__TASK__: The lines of the records that include "Start" should all be copied.

__EXTRACTED INFORMATION__:

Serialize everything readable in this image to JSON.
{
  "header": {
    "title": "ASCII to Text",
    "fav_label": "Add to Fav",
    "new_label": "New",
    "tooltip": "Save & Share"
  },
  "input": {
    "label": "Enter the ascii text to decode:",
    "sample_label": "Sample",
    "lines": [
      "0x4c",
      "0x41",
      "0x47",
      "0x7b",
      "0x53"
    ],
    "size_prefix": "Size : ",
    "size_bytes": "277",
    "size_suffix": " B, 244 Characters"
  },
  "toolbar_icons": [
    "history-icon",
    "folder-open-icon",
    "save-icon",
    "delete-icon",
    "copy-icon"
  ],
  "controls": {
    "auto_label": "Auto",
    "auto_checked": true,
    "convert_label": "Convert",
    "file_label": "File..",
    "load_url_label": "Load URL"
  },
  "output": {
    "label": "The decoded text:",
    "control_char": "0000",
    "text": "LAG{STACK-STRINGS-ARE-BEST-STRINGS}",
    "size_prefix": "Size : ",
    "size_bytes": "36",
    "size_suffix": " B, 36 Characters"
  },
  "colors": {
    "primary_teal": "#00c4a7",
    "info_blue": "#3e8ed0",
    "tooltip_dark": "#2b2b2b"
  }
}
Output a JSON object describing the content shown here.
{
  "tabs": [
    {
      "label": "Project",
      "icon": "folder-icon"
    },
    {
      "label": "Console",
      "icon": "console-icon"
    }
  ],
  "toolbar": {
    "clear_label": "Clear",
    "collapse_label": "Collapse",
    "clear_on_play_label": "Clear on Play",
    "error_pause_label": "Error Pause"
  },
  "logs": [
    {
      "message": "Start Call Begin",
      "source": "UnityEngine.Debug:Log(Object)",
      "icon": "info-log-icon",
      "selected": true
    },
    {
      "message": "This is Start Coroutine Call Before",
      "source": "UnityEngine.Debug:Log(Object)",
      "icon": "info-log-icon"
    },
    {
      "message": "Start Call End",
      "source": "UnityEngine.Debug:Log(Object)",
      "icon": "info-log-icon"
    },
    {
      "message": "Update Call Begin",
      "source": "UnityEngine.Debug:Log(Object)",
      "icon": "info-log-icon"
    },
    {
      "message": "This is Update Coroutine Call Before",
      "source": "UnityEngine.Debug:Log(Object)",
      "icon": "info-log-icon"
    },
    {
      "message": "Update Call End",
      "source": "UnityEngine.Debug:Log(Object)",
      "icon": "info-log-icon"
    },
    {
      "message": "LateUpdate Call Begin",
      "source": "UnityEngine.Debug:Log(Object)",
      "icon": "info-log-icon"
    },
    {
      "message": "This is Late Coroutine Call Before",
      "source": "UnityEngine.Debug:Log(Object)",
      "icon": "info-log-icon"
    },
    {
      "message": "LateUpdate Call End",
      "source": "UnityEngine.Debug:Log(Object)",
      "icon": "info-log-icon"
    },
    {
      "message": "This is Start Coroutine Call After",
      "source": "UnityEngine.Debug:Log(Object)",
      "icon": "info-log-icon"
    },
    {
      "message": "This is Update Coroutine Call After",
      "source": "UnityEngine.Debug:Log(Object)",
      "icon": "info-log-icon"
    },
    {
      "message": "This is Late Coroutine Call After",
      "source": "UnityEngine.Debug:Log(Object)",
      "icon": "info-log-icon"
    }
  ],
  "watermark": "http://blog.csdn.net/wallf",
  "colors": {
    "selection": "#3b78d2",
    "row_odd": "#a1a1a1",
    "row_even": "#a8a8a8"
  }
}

__RESULT FOR THIS TASK__:
      "message": "Start Call Begin",
      "message": "This is Start Coroutine Call Before",
      "message": "Start Call End",
      "message": "This is Start Coroutine Call After",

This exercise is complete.